Excerpts from an interface dataset
§ §
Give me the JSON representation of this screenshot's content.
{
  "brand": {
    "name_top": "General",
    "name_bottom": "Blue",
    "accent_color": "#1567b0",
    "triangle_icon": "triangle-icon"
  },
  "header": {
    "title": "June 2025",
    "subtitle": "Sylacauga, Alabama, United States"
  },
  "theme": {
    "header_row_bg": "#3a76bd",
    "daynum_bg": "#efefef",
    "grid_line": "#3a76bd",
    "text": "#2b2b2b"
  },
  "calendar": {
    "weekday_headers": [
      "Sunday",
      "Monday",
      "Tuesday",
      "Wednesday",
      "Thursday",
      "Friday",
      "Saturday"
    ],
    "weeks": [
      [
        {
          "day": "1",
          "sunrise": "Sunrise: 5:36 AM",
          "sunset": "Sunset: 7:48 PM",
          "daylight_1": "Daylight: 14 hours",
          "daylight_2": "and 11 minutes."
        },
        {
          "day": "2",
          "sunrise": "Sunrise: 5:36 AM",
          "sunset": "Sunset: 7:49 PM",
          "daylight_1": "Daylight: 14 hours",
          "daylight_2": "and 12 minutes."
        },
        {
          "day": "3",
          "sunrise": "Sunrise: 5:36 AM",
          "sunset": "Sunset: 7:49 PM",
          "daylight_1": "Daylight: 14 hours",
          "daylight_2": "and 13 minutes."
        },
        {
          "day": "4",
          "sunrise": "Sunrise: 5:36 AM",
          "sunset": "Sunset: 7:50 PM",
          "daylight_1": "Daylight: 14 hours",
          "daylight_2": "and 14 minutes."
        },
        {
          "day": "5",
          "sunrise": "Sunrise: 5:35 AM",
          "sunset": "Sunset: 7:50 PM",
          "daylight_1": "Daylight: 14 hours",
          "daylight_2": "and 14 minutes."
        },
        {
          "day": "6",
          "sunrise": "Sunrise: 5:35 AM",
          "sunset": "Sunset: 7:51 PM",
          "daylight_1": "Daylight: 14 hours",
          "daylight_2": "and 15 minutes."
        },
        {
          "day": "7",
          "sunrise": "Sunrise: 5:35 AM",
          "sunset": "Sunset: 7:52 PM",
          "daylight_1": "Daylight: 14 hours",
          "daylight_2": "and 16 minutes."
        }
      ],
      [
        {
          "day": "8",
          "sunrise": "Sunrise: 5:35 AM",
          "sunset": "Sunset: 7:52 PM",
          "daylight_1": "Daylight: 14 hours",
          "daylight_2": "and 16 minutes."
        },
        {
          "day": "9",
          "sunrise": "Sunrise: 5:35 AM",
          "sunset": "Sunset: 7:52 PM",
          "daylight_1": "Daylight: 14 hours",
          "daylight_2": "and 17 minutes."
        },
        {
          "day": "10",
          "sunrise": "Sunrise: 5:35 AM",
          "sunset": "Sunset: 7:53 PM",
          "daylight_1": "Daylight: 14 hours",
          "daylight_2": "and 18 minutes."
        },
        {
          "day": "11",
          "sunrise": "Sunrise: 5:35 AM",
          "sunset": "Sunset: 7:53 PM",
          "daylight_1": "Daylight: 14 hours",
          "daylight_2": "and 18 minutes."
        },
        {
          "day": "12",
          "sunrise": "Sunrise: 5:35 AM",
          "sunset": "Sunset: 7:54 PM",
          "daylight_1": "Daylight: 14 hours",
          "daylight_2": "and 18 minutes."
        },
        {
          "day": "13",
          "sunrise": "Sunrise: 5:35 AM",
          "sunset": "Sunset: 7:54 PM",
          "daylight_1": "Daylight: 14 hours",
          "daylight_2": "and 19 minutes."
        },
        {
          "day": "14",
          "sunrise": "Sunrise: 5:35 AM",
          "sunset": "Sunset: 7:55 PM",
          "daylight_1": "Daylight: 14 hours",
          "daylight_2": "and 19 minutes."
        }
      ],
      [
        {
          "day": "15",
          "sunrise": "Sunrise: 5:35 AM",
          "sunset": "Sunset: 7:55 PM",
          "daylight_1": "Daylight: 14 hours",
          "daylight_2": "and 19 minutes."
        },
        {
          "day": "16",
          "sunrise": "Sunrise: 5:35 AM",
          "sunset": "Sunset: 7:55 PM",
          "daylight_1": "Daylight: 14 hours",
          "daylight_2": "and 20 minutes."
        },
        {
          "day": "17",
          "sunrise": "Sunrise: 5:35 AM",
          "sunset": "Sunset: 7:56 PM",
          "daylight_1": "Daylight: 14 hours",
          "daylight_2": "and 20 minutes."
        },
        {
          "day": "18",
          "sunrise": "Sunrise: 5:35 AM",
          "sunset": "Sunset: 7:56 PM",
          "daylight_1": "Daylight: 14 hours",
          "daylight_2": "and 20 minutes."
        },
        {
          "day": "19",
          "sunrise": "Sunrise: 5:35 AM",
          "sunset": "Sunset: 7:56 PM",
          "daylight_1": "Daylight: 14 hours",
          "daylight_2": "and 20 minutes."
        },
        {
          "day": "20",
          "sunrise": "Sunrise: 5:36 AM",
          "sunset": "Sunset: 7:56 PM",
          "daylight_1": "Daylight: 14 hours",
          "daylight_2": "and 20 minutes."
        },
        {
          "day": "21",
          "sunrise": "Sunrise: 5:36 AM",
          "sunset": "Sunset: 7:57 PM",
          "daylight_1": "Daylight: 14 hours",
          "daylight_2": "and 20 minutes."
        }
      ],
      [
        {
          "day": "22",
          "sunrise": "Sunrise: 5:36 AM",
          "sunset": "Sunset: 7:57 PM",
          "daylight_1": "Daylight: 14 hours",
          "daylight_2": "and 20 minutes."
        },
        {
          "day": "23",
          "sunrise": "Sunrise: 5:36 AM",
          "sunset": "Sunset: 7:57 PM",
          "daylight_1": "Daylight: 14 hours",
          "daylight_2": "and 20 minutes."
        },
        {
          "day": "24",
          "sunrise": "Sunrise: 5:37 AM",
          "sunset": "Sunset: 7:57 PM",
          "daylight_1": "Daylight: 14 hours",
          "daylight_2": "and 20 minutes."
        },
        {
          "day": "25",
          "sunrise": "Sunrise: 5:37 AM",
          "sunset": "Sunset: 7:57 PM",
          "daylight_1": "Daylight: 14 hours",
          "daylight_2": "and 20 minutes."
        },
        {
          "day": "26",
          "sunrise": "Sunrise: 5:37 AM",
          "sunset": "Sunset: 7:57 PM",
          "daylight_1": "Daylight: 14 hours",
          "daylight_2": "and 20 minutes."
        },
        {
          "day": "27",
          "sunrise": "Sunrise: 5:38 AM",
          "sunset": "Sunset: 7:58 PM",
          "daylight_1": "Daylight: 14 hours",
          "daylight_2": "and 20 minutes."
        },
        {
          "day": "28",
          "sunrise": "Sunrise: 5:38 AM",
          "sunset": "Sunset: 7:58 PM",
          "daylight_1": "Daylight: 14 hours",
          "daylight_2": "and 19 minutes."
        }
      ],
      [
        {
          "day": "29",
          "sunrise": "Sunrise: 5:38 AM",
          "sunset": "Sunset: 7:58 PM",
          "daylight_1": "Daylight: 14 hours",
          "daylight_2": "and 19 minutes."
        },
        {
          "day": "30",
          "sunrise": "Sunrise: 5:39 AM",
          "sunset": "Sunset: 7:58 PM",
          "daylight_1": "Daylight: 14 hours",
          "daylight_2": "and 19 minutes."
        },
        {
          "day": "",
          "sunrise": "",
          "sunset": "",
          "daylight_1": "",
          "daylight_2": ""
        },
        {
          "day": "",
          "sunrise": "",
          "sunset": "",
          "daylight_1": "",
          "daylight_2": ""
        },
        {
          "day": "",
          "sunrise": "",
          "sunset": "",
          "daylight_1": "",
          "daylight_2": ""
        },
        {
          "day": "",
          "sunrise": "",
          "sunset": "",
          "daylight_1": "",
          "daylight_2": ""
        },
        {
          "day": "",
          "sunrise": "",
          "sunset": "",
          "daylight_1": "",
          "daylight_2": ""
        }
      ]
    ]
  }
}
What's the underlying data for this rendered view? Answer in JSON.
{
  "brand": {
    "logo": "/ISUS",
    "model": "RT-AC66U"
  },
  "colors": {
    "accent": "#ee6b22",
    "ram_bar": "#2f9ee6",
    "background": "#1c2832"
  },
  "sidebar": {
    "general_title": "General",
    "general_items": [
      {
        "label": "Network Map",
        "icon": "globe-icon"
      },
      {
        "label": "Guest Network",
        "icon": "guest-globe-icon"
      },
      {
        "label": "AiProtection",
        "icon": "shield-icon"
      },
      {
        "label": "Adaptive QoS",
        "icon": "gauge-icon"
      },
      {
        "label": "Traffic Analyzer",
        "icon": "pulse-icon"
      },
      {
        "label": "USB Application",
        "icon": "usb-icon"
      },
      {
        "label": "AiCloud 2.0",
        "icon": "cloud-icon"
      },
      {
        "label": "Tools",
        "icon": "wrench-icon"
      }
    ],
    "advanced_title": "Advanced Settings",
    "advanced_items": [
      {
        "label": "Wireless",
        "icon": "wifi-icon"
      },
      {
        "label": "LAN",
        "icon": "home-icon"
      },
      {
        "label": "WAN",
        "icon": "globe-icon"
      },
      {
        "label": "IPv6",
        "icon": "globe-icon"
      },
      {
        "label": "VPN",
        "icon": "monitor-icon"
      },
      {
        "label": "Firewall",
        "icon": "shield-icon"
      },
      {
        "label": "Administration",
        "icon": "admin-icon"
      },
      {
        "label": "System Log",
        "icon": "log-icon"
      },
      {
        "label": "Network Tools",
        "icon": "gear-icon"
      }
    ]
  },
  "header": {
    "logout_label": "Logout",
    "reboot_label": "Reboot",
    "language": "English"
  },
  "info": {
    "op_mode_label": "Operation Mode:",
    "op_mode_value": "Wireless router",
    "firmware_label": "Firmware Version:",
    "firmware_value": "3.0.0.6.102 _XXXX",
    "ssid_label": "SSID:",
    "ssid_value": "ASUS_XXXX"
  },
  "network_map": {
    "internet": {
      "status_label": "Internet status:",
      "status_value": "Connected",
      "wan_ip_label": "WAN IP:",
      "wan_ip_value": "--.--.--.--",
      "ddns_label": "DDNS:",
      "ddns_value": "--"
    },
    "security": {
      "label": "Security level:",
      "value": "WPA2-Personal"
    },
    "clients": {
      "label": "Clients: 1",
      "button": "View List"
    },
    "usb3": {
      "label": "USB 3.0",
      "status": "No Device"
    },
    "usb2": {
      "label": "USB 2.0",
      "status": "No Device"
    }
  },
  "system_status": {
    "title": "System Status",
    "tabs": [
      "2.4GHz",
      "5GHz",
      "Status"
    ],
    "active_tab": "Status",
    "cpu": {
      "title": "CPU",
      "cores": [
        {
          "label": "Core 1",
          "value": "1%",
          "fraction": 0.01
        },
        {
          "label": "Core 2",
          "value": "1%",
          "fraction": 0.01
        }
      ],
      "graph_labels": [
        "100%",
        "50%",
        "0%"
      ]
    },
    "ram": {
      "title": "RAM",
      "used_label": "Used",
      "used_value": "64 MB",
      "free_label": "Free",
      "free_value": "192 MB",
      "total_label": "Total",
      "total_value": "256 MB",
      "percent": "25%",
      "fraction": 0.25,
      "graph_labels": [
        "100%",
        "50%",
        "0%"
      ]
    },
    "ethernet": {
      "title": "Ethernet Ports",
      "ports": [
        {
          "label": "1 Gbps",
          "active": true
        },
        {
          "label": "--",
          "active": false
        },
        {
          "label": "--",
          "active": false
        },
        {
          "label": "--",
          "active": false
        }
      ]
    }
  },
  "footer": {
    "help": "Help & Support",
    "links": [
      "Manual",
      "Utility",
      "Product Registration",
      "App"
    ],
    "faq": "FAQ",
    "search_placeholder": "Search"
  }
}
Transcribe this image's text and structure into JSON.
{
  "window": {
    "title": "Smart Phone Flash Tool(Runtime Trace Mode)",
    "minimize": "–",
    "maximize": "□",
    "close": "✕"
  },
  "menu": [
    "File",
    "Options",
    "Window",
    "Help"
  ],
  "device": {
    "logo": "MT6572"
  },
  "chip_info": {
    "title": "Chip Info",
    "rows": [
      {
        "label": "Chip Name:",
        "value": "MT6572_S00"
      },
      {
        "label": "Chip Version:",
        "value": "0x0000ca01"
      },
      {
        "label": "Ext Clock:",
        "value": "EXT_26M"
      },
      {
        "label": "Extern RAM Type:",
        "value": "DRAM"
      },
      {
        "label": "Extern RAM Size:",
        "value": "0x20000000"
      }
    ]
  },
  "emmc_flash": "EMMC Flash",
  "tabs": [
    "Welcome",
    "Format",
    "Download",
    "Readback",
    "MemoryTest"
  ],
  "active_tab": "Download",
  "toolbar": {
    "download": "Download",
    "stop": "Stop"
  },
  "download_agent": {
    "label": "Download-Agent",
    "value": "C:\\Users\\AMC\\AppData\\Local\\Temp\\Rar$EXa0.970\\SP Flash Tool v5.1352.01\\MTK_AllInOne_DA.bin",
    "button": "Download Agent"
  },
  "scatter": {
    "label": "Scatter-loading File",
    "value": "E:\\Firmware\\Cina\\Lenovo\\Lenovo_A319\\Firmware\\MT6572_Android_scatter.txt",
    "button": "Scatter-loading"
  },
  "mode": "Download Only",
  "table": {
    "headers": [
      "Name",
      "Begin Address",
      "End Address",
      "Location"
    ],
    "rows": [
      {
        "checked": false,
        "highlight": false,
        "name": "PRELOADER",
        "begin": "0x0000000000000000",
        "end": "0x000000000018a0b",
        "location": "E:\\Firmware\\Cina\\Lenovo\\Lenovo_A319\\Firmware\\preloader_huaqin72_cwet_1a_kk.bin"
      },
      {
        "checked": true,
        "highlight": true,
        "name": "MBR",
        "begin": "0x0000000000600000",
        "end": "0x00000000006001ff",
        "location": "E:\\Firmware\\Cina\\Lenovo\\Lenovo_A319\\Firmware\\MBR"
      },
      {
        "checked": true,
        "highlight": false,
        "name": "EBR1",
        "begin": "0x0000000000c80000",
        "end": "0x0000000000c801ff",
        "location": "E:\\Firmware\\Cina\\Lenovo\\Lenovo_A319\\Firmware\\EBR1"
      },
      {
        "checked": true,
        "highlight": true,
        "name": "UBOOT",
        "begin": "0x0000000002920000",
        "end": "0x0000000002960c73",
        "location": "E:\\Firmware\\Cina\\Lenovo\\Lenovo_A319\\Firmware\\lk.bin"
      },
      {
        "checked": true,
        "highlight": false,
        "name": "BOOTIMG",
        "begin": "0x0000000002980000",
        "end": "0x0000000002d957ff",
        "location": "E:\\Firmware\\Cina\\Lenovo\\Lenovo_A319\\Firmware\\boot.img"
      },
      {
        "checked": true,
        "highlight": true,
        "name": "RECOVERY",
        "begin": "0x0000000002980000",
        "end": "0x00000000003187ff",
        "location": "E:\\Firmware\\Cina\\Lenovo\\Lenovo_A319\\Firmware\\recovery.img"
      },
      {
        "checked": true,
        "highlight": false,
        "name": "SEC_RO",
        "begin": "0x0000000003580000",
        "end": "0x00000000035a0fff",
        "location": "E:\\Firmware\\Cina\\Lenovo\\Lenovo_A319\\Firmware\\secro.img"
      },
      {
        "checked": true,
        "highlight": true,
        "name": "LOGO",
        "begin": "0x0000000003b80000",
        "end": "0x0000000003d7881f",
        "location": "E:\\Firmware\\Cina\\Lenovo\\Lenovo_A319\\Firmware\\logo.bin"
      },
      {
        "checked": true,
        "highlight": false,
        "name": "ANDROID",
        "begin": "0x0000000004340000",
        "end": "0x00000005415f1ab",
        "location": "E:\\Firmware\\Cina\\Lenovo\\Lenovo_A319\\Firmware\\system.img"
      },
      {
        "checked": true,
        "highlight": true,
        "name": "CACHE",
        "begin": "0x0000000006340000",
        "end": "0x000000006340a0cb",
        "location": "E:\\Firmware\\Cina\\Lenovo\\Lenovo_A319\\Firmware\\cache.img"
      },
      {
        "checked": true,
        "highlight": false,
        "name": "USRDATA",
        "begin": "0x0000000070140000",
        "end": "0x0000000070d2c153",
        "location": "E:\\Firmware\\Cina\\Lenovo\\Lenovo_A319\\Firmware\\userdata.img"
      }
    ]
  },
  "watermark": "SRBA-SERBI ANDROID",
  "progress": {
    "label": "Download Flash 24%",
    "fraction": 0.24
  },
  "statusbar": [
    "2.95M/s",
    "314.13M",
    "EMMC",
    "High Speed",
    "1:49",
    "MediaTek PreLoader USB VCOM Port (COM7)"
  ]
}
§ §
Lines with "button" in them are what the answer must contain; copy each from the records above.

      "button": "View List"
    "button": "Download Agent"
    "button": "Scatter-loading"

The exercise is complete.